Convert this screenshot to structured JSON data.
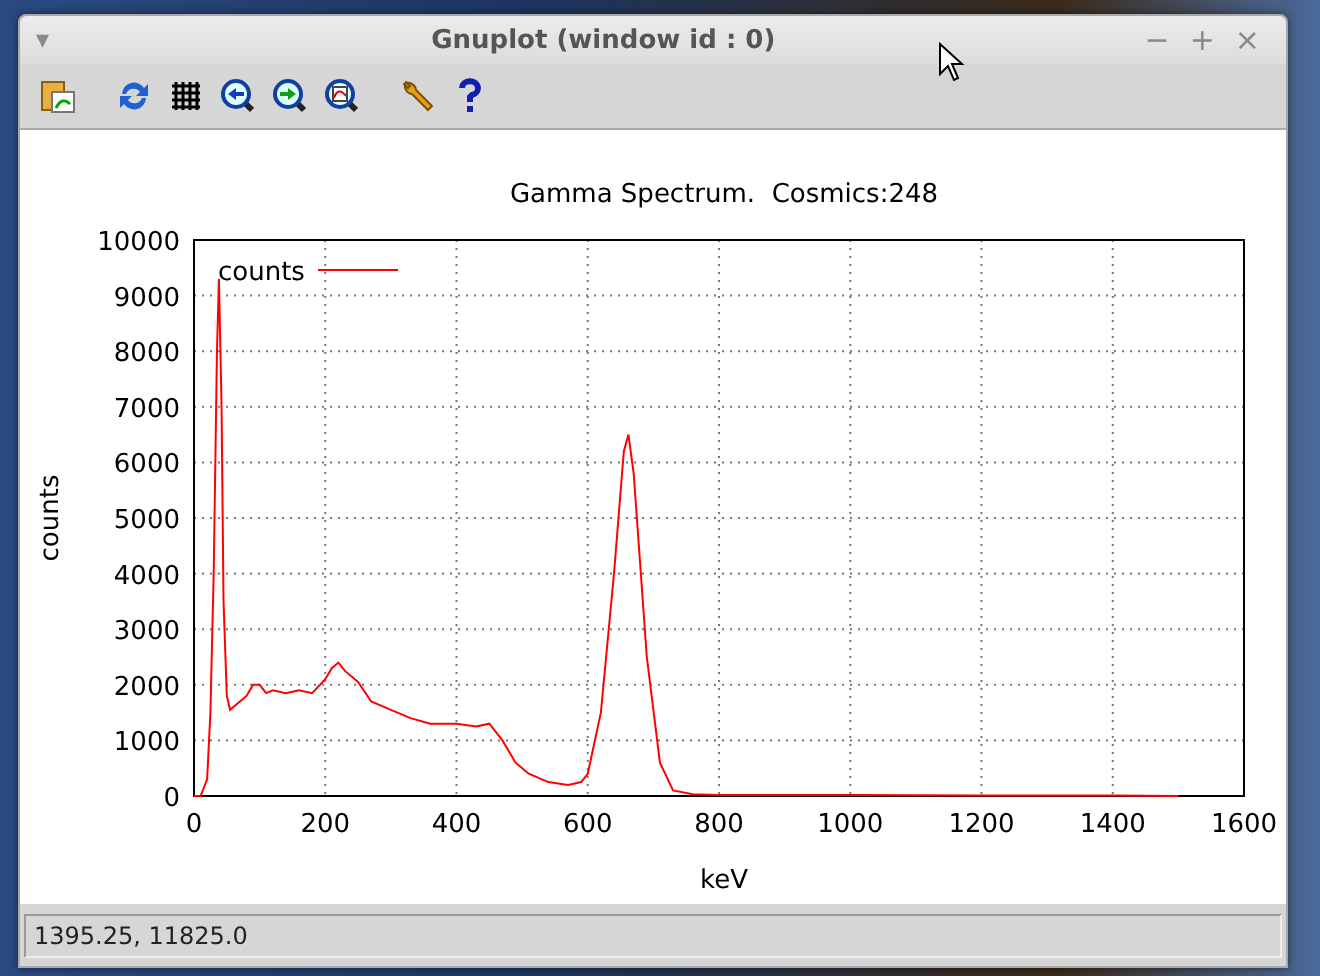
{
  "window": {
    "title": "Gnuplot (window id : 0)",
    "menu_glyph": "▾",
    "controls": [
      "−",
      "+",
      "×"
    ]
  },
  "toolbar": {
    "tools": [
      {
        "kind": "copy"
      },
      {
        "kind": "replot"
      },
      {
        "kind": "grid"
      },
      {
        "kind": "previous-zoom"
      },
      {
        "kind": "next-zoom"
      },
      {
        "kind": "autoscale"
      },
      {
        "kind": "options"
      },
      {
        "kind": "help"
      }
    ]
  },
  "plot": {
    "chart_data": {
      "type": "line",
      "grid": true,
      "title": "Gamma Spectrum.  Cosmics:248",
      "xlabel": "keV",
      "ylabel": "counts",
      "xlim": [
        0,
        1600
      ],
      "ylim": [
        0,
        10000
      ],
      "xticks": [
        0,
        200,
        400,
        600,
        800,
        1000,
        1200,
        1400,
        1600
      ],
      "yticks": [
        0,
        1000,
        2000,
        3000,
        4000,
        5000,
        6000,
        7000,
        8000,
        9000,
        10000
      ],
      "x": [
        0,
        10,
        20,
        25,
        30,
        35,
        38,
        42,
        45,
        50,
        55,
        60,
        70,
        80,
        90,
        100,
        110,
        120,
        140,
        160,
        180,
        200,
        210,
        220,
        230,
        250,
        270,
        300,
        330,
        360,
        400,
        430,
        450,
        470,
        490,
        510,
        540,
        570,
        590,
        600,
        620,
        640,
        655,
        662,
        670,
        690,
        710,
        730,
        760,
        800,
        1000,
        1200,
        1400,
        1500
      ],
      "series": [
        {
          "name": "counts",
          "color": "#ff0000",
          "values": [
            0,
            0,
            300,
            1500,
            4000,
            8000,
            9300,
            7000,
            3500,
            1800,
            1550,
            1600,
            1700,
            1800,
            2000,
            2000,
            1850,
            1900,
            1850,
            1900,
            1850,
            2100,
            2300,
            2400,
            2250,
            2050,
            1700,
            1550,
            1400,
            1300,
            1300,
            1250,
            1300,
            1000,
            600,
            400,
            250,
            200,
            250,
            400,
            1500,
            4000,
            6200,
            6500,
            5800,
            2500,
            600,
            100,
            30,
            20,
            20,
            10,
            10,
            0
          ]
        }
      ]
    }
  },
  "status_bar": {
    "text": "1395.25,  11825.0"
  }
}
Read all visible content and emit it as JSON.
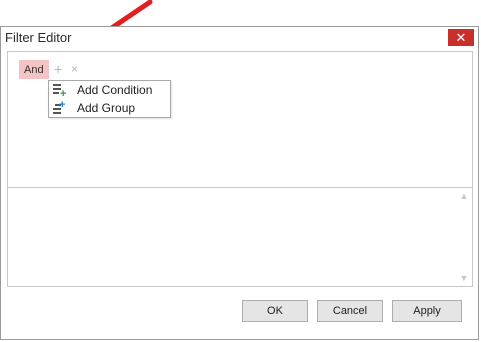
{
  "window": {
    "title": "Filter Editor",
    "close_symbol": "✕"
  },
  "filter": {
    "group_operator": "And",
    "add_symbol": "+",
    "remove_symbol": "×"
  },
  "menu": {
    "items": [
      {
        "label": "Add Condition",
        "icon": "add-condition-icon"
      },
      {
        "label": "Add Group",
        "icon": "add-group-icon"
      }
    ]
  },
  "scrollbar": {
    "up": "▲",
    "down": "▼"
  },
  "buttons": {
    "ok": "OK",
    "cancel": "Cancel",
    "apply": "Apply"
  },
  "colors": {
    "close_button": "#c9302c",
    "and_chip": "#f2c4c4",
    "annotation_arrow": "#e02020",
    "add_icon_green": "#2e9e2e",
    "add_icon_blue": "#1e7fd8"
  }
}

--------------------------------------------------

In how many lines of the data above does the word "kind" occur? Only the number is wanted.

*Answer to this task*
8